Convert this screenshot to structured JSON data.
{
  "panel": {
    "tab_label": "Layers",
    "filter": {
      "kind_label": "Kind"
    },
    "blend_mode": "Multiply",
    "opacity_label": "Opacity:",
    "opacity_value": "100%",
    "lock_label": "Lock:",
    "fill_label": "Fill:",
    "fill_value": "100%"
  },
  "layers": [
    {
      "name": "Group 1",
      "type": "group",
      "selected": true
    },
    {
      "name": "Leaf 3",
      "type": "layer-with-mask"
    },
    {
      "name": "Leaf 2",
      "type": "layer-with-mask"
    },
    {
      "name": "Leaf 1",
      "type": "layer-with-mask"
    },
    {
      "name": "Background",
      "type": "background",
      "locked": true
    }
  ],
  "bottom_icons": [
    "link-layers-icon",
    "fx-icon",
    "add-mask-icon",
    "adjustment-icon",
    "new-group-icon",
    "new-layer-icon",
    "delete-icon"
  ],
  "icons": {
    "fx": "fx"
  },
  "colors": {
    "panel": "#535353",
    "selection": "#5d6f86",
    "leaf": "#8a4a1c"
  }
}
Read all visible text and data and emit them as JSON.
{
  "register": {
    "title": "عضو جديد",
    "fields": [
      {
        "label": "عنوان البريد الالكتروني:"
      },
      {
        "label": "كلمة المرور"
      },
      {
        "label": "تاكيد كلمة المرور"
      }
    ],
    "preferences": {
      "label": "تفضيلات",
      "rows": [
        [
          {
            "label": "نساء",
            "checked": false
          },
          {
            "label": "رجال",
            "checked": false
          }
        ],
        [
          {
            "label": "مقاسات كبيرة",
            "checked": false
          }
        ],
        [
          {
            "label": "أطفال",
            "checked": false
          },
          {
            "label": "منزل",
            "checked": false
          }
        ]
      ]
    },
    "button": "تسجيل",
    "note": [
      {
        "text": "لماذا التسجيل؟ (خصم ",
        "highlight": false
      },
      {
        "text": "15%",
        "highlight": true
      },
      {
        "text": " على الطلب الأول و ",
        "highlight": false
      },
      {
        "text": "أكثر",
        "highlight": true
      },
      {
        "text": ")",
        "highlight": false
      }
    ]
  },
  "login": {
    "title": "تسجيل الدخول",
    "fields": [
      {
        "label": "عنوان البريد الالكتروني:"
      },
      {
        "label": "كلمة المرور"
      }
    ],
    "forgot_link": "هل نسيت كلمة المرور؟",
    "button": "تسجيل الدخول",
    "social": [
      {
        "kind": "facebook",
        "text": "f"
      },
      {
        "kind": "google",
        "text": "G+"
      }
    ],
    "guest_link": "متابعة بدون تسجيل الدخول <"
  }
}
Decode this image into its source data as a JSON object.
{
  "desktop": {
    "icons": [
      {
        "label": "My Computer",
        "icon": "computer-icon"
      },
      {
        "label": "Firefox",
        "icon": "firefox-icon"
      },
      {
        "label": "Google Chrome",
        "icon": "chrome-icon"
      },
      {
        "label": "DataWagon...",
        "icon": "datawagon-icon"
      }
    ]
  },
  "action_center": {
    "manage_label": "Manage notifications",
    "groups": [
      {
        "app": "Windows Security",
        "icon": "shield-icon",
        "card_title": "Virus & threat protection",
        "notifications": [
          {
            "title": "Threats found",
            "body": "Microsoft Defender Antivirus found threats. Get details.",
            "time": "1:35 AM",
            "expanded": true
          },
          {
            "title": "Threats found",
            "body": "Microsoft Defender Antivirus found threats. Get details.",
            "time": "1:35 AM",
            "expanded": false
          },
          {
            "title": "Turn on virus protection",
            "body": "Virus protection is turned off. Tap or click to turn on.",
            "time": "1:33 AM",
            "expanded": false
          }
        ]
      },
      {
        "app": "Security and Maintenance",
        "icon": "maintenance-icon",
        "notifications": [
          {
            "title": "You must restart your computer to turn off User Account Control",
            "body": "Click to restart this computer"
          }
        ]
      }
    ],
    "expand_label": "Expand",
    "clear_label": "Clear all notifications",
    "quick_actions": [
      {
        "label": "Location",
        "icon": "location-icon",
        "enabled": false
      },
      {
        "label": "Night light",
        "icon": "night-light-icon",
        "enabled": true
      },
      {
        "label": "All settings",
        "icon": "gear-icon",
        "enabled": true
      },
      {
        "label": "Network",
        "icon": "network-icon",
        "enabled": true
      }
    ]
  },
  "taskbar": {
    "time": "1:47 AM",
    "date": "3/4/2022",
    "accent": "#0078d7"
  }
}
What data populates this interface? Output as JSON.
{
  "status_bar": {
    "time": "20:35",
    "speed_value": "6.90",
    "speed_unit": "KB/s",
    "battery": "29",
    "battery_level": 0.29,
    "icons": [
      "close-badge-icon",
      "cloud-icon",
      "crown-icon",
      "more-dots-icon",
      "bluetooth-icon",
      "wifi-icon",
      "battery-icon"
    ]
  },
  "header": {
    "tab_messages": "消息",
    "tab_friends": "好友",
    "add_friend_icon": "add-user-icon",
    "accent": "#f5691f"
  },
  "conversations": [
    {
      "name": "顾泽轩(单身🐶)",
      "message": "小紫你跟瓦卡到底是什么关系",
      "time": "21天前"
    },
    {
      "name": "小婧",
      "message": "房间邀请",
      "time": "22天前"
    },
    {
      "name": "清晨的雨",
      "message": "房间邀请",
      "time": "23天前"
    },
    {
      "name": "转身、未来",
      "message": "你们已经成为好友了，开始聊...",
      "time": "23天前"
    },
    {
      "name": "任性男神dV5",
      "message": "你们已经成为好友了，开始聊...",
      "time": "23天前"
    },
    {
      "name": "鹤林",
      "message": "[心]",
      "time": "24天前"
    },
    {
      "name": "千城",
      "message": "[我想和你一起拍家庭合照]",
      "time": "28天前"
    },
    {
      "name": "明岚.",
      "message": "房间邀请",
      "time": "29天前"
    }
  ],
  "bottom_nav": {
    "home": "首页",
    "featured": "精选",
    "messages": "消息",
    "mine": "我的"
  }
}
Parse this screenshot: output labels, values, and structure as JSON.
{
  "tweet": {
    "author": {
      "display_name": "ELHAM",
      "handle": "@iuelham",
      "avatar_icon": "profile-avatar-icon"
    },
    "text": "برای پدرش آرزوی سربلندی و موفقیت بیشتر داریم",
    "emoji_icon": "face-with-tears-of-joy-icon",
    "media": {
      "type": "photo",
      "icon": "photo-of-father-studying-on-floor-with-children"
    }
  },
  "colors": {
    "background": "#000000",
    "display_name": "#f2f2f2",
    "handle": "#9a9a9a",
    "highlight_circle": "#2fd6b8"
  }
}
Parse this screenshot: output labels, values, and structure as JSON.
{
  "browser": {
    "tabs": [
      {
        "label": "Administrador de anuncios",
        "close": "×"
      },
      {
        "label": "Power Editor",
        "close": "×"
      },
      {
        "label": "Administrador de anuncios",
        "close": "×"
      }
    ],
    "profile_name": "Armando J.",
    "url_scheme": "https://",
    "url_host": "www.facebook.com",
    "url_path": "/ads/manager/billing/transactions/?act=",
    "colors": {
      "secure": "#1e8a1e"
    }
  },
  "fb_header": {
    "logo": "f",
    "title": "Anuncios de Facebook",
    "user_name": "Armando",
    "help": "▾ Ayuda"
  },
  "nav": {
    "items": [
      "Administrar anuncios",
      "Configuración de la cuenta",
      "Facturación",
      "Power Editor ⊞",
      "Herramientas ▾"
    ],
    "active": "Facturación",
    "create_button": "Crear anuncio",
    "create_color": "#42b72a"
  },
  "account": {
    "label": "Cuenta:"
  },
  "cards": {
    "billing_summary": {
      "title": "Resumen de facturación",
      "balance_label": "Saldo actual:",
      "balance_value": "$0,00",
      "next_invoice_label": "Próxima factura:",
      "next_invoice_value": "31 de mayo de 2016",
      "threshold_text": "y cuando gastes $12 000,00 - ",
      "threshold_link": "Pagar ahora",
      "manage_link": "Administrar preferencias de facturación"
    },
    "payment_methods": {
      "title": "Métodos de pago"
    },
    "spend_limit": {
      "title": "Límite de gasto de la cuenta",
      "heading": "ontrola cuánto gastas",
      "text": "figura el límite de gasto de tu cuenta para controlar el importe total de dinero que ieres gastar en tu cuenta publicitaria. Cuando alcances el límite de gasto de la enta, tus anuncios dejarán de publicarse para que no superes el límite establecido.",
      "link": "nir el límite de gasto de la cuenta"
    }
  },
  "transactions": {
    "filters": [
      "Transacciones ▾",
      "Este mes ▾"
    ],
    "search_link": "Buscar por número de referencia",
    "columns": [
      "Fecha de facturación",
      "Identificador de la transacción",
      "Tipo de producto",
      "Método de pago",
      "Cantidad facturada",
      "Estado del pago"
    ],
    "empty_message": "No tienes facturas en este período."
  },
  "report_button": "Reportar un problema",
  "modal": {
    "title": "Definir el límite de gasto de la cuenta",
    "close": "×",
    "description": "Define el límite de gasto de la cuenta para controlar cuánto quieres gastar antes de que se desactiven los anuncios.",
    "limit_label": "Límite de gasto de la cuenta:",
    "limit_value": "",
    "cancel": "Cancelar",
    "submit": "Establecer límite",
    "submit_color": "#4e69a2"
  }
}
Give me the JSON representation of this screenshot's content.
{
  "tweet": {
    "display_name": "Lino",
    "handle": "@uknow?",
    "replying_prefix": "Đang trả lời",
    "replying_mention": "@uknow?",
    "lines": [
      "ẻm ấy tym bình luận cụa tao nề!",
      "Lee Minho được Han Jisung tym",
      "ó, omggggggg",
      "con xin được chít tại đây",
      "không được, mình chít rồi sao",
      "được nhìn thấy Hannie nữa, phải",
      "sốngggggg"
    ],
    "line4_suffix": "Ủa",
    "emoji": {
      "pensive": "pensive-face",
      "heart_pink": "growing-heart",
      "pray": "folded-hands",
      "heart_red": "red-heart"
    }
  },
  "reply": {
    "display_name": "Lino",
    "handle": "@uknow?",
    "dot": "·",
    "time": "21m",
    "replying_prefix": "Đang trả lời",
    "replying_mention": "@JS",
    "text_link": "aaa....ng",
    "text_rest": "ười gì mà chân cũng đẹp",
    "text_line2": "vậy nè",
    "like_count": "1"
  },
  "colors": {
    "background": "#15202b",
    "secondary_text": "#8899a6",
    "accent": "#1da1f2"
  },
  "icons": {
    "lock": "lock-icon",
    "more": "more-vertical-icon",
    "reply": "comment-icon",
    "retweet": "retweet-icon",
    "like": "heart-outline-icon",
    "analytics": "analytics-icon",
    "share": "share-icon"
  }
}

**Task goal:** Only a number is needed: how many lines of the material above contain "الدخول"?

**Output of the exercise:** 3